WHAT THE EXERCISE ASKS: The output should be all entries, each matching the original exactly.
------ TASK DATA ------
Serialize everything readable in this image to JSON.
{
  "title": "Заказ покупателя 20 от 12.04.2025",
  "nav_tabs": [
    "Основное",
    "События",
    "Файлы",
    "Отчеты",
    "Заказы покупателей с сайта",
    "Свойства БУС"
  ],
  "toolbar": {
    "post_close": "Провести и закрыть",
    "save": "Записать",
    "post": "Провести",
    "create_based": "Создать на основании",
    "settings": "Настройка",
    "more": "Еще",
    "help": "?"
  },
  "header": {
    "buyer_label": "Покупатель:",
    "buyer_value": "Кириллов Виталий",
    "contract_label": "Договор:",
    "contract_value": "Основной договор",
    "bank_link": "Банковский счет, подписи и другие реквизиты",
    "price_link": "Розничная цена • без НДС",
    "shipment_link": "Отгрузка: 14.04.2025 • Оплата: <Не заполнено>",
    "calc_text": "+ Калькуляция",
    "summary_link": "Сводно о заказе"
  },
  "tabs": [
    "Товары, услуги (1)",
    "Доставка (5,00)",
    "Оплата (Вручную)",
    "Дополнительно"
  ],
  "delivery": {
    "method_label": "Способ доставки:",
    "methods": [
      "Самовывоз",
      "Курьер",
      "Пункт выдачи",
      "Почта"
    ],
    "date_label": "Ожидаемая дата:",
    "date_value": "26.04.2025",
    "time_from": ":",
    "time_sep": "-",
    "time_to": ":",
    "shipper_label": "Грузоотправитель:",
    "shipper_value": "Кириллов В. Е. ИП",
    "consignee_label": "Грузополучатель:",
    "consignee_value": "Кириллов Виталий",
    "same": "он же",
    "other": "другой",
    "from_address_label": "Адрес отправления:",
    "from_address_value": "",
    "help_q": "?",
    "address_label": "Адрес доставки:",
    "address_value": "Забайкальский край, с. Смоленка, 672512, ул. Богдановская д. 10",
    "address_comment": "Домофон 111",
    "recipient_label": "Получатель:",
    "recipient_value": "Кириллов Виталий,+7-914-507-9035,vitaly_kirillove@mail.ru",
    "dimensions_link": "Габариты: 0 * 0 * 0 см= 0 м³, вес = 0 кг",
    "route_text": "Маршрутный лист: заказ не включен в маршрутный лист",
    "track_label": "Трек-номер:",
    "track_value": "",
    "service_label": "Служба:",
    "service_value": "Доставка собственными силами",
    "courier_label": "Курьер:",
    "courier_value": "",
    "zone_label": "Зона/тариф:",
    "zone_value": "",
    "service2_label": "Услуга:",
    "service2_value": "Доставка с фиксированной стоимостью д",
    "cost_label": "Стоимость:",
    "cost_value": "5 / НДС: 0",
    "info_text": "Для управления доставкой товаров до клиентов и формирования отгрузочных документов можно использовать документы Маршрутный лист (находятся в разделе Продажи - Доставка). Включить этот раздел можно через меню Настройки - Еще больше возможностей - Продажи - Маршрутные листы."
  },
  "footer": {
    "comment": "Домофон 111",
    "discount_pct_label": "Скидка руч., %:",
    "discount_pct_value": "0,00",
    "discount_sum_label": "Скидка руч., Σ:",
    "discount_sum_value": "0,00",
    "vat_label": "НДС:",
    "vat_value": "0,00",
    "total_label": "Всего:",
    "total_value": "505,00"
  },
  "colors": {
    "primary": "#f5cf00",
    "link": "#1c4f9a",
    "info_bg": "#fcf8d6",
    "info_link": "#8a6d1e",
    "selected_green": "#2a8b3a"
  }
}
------
RESPONSE FOR THIS EXERCISE:
Serialize everything readable in this image to JSON.
{
  "title": "Заказ покупателя 20 от 12.04.2025",
  "nav_tabs": [
    "Основное",
    "События",
    "Файлы",
    "Отчеты",
    "Заказы покупателей с сайта",
    "Свойства БУС"
  ],
  "toolbar": {
    "post_close": "Провести и закрыть",
    "save": "Записать",
    "post": "Провести",
    "create_based": "Создать на основании",
    "settings": "Настройка",
    "more": "Еще",
    "help": "?"
  },
  "header": {
    "buyer_label": "Покупатель:",
    "buyer_value": "Кириллов Виталий",
    "contract_label": "Договор:",
    "contract_value": "Основной договор",
    "bank_link": "Банковский счет, подписи и другие реквизиты",
    "price_link": "Розничная цена • без НДС",
    "shipment_link": "Отгрузка: 14.04.2025 • Оплата: <Не заполнено>",
    "calc_text": "+ Калькуляция",
    "summary_link": "Сводно о заказе"
  },
  "tabs": [
    "Товары, услуги (1)",
    "Доставка (5,00)",
    "Оплата (Вручную)",
    "Дополнительно"
  ],
  "delivery": {
    "method_label": "Способ доставки:",
    "methods": [
      "Самовывоз",
      "Курьер",
      "Пункт выдачи",
      "Почта"
    ],
    "date_label": "Ожидаемая дата:",
    "date_value": "26.04.2025",
    "time_from": ":",
    "time_sep": "-",
    "time_to": ":",
    "shipper_label": "Грузоотправитель:",
    "shipper_value": "Кириллов В. Е. ИП",
    "consignee_label": "Грузополучатель:",
    "consignee_value": "Кириллов Виталий",
    "same": "он же",
    "other": "другой",
    "from_address_label": "Адрес отправления:",
    "from_address_value": "",
    "help_q": "?",
    "address_label": "Адрес доставки:",
    "address_value": "Забайкальский край, с. Смоленка, 672512, ул. Богдановская д. 10",
    "address_comment": "Домофон 111",
    "recipient_label": "Получатель:",
    "recipient_value": "Кириллов Виталий,+7-914-507-9035,vitaly_kirillove@mail.ru",
    "dimensions_link": "Габариты: 0 * 0 * 0 см= 0 м³, вес = 0 кг",
    "route_text": "Маршрутный лист: заказ не включен в маршрутный лист",
    "track_label": "Трек-номер:",
    "track_value": "",
    "service_label": "Служба:",
    "service_value": "Доставка собственными силами",
    "courier_label": "Курьер:",
    "courier_value": "",
    "zone_label": "Зона/тариф:",
    "zone_value": "",
    "service2_label": "Услуга:",
    "service2_value": "Доставка с фиксированной стоимостью д",
    "cost_label": "Стоимость:",
    "cost_value": "5 / НДС: 0",
    "info_text": "Для управления доставкой товаров до клиентов и формирования отгрузочных документов можно использовать документы Маршрутный лист (находятся в разделе Продажи - Доставка). Включить этот раздел можно через меню Настройки - Еще больше возможностей - Продажи - Маршрутные листы."
  },
  "footer": {
    "comment": "Домофон 111",
    "discount_pct_label": "Скидка руч., %:",
    "discount_pct_value": "0,00",
    "discount_sum_label": "Скидка руч., Σ:",
    "discount_sum_value": "0,00",
    "vat_label": "НДС:",
    "vat_value": "0,00",
    "total_label": "Всего:",
    "total_value": "505,00"
  },
  "colors": {
    "primary": "#f5cf00",
    "link": "#1c4f9a",
    "info_bg": "#fcf8d6",
    "info_link": "#8a6d1e",
    "selected_green": "#2a8b3a"
  }
}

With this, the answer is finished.